Fast growing distributed resources create technical challenges for utilities. Advanced DMS technology promises to help keep local grids balanced.
Economics, not politicians, will determine what tools are best.
power from next door or the next state. And that, according to DG advocates, is anti-competitive and ultimately detrimental to the public interest.
Of course it’s also true that variable and non-dispatchable sources like PV rely on the grid for backup power when the sun isn’t shining—and that’s also true for remotely sited solar and wind projects, which lean on long-haul assets 100 percent of the time. But in the case of big central facilities, utilities can earn returns on their transmission investments. DG, on the other hand, erodes the equity value of high-voltage infrastructure—unless we can work DG into the investor-owned utility business model. As Crocker says, “Pigs smell like money if they’re your pigs.”
Indeed, some utilities are trying to corral the wild livestock of DG by experimenting with rooftop PV leasing and other approaches that keep the utility firmly in the value chain. But most such initiatives, like Reliant Energy’s Solar Solutions program (see “ Solar Leasing Shines ”), remain small.

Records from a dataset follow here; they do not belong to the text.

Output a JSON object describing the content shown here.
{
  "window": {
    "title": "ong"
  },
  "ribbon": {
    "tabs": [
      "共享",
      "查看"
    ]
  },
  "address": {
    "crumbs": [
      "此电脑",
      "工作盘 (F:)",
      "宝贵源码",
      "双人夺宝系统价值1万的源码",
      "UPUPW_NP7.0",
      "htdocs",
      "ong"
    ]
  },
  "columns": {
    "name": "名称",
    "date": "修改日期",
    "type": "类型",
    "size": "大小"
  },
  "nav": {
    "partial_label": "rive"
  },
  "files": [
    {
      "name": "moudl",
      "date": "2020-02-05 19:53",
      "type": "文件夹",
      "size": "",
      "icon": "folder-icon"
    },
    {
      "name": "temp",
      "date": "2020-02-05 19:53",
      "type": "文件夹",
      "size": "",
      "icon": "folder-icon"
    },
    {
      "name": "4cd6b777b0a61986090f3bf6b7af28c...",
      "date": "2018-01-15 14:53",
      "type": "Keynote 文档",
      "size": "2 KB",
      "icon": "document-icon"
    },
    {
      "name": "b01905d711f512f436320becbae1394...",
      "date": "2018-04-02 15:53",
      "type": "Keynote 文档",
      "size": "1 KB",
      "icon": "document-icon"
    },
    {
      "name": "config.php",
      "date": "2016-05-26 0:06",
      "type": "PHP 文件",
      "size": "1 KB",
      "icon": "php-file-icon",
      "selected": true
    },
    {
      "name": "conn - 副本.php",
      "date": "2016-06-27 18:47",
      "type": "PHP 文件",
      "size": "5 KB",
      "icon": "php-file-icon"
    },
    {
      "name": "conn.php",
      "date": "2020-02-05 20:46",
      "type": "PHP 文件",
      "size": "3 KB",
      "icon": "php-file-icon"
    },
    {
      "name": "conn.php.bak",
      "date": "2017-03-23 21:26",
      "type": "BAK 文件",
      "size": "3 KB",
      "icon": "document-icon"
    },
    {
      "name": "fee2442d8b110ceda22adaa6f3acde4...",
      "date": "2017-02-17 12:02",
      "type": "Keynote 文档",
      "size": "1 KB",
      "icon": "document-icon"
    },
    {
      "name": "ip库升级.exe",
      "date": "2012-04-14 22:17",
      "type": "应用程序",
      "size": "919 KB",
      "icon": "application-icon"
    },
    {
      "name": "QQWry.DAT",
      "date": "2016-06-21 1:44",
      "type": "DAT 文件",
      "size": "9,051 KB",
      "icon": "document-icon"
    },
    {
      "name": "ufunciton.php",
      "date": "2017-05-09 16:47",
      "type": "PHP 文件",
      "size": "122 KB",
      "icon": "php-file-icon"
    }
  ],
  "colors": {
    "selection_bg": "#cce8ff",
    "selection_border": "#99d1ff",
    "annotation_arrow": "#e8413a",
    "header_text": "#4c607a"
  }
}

As technology advances and systems get ever cheaper, upstart companies might be better positioned than utilities to capture a share of this growing market, because they won’t be constrained by Edison-era economics.
That doesn’t mean utilities can’t benefit from expanding DG, if the regulatory framework allows it. In the long run, whether utilities view DG as a threat or an opportunity might depend on whether policy makers are more interested in delivering the best possible value to customers—or preserving a buggy-whip business.